EXERCISE AIM: In the data below, find each line carrying the string "Sweep" and copy it out.

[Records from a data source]
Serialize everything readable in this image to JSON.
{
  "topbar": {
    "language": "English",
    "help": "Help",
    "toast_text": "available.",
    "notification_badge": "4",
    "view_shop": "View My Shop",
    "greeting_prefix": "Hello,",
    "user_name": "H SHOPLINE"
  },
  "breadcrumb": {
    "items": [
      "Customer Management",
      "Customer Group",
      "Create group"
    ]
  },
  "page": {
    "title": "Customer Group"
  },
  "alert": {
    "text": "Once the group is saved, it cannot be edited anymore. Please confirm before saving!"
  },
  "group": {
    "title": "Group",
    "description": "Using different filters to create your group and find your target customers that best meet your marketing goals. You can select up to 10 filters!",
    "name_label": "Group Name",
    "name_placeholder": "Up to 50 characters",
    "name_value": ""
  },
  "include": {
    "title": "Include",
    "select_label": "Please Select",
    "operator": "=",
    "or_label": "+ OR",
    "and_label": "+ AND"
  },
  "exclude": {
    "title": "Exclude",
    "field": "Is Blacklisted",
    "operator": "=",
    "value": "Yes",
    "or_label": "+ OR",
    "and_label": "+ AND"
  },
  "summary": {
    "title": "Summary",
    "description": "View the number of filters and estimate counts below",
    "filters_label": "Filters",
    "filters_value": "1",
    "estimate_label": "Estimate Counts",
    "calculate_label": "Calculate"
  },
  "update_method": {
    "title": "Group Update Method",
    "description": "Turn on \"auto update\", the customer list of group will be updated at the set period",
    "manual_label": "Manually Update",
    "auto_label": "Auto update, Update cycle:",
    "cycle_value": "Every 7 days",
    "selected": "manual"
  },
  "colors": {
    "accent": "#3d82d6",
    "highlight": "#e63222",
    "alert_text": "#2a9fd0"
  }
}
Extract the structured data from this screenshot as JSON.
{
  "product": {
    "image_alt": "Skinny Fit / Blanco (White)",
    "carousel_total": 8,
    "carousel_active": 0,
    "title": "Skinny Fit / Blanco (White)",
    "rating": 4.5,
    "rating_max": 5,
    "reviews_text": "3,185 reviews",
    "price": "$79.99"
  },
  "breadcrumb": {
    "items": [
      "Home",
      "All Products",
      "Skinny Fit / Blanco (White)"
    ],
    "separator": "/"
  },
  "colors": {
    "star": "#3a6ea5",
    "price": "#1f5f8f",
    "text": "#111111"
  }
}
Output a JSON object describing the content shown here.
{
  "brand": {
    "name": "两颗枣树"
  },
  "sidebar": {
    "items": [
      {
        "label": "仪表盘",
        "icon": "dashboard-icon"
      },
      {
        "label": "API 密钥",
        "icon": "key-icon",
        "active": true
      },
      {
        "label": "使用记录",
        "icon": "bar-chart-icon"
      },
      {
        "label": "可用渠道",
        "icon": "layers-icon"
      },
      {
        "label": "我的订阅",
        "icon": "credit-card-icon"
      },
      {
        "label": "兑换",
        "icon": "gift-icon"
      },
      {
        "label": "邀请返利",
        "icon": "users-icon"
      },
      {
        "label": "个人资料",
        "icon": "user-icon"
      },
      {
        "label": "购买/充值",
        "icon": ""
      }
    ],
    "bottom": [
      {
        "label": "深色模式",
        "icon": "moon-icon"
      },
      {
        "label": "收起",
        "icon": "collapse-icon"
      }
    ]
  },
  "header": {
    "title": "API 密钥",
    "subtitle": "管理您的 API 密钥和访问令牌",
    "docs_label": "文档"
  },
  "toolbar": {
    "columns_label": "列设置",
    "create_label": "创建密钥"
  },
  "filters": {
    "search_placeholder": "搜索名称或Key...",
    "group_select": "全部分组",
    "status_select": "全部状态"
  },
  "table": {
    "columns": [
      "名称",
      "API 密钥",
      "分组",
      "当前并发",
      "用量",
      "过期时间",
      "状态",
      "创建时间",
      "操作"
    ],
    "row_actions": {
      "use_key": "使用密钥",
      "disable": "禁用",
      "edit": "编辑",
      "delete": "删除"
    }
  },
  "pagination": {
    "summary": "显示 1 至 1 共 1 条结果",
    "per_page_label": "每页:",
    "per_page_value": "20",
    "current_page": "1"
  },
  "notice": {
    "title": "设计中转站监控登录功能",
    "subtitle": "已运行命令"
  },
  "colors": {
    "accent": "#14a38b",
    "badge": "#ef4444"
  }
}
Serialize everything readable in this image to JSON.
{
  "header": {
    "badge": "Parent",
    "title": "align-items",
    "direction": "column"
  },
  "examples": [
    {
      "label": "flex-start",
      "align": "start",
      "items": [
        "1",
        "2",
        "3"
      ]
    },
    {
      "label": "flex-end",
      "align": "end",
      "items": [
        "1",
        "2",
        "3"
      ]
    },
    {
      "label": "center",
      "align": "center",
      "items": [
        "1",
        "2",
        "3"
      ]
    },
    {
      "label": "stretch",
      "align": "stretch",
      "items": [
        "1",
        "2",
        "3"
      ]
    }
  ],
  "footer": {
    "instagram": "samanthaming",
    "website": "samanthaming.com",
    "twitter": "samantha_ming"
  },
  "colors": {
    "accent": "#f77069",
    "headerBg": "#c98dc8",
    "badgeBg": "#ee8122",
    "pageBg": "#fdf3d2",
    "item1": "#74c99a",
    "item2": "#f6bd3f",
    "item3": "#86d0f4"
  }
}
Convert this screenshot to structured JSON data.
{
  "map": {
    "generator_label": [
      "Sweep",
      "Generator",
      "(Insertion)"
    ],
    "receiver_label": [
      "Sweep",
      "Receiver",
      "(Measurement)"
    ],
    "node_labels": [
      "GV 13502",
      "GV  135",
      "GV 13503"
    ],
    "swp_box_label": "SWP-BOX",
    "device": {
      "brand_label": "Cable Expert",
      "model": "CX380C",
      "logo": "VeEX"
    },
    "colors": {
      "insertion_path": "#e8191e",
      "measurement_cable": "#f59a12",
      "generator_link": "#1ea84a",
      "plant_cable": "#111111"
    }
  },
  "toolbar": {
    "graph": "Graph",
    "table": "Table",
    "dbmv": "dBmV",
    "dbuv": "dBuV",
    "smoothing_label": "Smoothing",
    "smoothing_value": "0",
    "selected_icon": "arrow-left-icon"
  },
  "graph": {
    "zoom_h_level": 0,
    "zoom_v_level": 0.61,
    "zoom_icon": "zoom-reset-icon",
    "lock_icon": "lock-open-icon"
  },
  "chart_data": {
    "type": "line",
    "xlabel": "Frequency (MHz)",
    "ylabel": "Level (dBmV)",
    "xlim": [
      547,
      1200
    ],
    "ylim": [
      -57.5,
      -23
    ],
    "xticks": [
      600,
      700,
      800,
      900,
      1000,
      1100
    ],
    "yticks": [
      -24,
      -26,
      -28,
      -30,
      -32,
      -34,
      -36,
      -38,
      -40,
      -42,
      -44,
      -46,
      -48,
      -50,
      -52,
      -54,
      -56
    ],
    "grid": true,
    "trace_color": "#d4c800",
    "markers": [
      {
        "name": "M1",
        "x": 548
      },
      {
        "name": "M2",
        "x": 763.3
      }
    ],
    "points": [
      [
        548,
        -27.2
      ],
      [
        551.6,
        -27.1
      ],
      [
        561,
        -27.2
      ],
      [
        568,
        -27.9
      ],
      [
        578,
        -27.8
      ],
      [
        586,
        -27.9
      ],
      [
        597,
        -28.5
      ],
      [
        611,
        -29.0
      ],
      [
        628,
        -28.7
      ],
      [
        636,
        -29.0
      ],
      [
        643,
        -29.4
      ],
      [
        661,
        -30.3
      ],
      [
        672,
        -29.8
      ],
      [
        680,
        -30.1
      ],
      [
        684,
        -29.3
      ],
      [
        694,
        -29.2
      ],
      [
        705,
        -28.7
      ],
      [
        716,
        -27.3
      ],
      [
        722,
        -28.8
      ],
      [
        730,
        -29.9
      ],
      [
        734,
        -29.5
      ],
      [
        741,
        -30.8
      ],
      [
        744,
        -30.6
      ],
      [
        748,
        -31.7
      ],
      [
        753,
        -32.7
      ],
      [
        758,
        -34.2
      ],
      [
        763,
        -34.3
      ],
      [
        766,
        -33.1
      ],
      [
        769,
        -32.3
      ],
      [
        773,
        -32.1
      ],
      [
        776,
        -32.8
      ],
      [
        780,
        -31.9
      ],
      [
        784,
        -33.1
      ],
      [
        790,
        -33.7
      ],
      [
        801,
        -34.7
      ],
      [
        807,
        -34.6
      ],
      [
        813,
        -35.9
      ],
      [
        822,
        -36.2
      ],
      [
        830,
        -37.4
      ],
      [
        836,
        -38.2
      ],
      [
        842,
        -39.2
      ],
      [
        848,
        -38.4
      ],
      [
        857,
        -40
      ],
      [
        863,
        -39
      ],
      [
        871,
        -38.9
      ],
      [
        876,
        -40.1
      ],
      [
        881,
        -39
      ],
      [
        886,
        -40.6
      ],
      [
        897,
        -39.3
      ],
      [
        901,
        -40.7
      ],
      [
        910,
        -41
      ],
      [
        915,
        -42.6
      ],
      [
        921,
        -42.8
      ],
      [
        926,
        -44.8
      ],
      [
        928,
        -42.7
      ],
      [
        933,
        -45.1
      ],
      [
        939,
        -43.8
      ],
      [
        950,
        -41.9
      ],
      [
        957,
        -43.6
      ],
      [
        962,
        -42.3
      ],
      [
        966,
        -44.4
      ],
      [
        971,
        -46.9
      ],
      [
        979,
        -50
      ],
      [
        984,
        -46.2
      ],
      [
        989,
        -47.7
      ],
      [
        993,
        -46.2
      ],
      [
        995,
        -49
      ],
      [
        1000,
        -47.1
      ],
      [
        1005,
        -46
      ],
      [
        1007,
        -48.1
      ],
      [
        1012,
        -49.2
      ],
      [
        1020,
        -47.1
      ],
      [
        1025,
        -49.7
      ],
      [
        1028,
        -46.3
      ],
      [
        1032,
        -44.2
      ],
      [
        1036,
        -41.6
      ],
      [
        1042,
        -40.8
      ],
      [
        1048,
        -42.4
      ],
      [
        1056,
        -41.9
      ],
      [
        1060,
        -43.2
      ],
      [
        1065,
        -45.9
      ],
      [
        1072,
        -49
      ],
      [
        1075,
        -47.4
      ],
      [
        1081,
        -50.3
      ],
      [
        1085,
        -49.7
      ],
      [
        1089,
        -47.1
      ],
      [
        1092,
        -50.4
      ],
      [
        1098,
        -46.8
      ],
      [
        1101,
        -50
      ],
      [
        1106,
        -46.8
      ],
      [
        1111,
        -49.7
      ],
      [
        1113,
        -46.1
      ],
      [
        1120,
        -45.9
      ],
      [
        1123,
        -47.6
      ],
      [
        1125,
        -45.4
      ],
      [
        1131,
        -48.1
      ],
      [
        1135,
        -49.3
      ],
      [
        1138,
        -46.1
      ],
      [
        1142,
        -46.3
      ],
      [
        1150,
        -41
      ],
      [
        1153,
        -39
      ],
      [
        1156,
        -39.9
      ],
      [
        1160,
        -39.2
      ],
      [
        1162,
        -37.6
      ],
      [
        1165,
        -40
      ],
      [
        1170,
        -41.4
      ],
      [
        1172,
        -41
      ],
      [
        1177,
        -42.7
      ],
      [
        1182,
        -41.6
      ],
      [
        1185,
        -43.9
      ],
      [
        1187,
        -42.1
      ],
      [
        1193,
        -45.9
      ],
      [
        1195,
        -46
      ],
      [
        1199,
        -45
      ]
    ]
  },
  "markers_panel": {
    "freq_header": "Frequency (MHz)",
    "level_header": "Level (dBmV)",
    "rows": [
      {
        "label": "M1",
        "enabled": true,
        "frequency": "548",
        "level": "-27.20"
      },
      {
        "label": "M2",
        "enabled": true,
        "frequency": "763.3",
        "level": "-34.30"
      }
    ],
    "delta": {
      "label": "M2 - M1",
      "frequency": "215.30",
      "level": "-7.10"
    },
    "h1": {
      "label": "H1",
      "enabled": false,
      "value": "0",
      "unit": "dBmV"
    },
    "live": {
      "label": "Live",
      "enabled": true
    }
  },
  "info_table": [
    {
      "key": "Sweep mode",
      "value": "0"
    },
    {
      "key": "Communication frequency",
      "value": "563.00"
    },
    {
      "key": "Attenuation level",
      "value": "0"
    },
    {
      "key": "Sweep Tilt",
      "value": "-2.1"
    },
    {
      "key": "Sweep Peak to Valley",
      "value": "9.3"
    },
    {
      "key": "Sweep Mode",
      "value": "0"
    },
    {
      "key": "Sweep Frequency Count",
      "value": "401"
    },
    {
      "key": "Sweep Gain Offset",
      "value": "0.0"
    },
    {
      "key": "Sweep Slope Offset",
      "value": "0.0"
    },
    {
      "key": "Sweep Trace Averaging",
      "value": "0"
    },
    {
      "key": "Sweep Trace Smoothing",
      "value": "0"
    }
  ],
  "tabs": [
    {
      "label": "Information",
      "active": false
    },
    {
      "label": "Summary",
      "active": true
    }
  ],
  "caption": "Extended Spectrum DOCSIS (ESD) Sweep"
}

ANSWER BOX:
      "Sweep",
      "Sweep",
      "key": "Sweep mode",
      "key": "Sweep Tilt",
      "key": "Sweep Peak to Valley",
      "key": "Sweep Mode",
      "key": "Sweep Frequency Count",
      "key": "Sweep Gain Offset",
      "key": "Sweep Slope Offset",
      "key": "Sweep Trace Averaging",
      "key": "Sweep Trace Smoothing",
  "caption": "Extended Spectrum DOCSIS (ESD) Sweep"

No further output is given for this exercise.